The project will be piloted in all BHU I and IIs and the district hospital 

Update: Preparations to introduce an electronic Patient Information System (ePIS) in Paro are still underway.

The ePIS, as part of health ministry’s vision to move away from paper-based medical records and enhance use of Information and Communications Technology (ICT), was expected to be introduced by the end of last month.

Health secretary Dr Ugen Dophu said infrastructure is being set up currently and that the pre-piloting project at Paro is expected to begin this month.

The ePIS will be piloted in all Basic Health Units I and IIs and the district hospital in Paro. The pre-pilot project (phase I) in Paro is expected to last about six months. The health ministry will spend Nu 1.5 million (M) while the World Health Organisation (WHO) will spend about USD 210,000 for technical support and capacity building activities.

WHO’s medical officer for health systems strengthening, Dr Suraj M Shrestha, said that WHO is currently mobilising funds to support phase I of the project including technical support of ThoughtWorks. “The project will start soon and Phase I is expected to last for about six months,” he said.

The ePIS project was planned under WHO collaborative programme for 2016-17.

WHO officials said that the ePIS would benefit the health system in the country through sustainable and interoperable e-Health solutions that will further help improve health service delivery and develop a more resilient health system. Likewise, it will also support the larger national e-health vision and action plan that will respond to health and development goals in measuring and achieving Universal Health Coverage and Sustainable Development Goals.

Phase II of the project, also expected to last about six months, will expand to two more dzongkhags and cost about USD 300,000 after which it will be implemented nationwide. The overall duration of the project is expected to last four years with an estimated cost of about USD 2.5M.

Going nationwide, which is part of phase III of the project, including referral hospitals, is expected to last about three years. The estimated cost is about USD 2M, but subject to reliable internet connectivity in all health facilities across Bhutan.

Health officials in Paro are to be trained first, after which the system will be rolled out for the pre-pilot (Phase I) of the project. Paro was chosen given its proximity to Thimphu, which makes it easier to monitor, supervise, and instantly troubleshoot issues. The ideal distribution of human resources for health, minimal investment for infrastructure and Paro being a role model for a district hospital were also considered.

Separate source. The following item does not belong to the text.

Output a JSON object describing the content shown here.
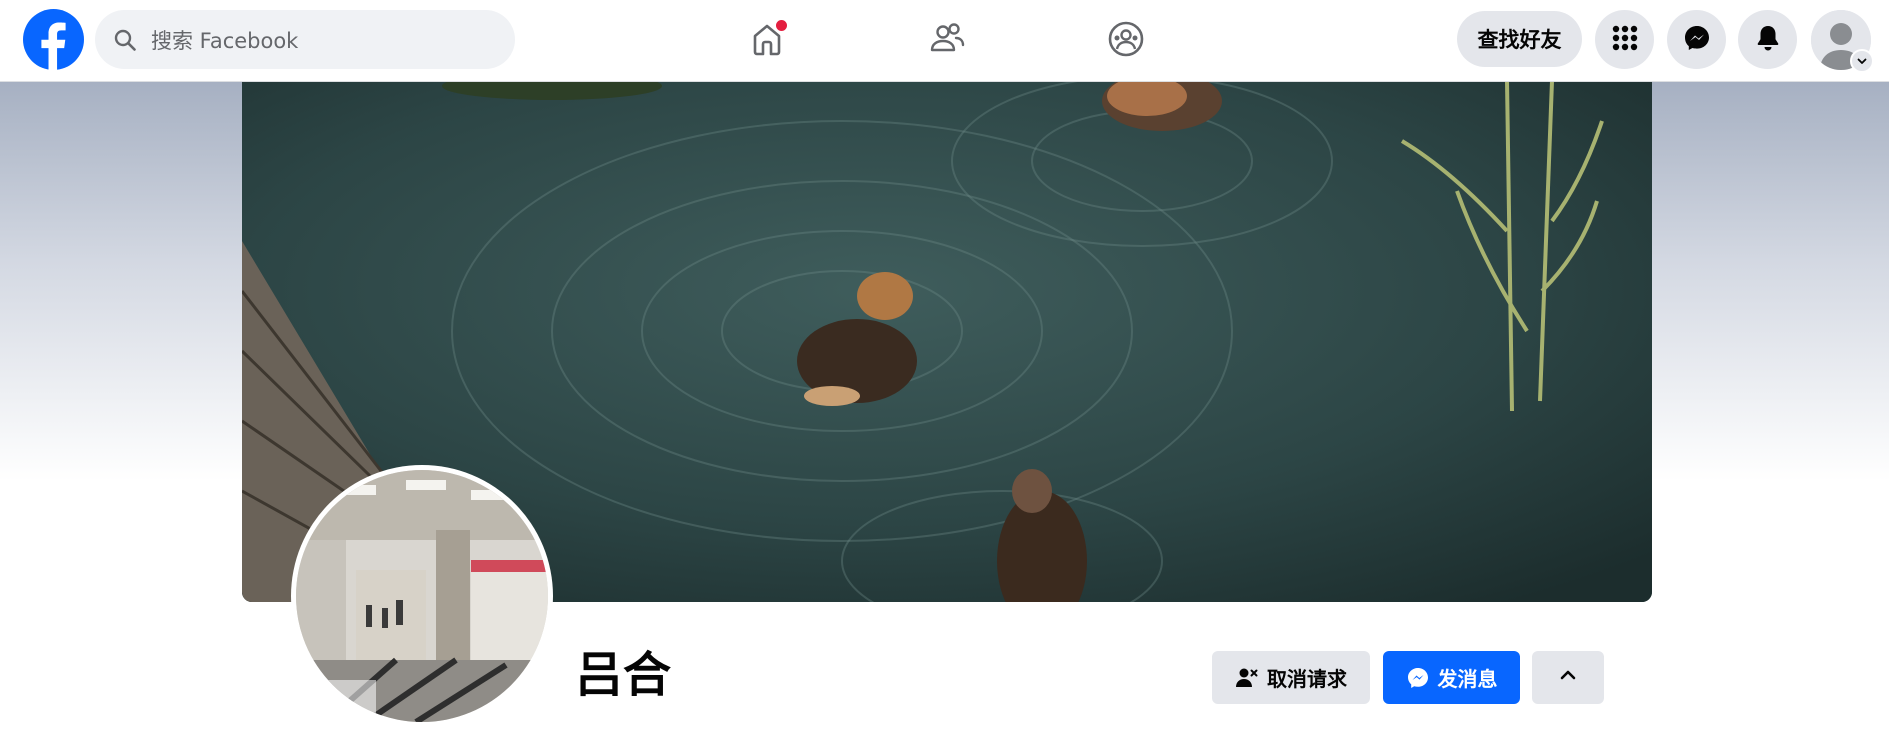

As part of the ICT vision, ePIS is one of the projects to be implemented wherein details of the patient’s illness and investigations would be recorded in the system. If a patient is referred to Thimphu from Trashigang, even if they misplace their prescription, health officials in Thimphu can refer the details on the system using the patient’s code.

Kinga Dema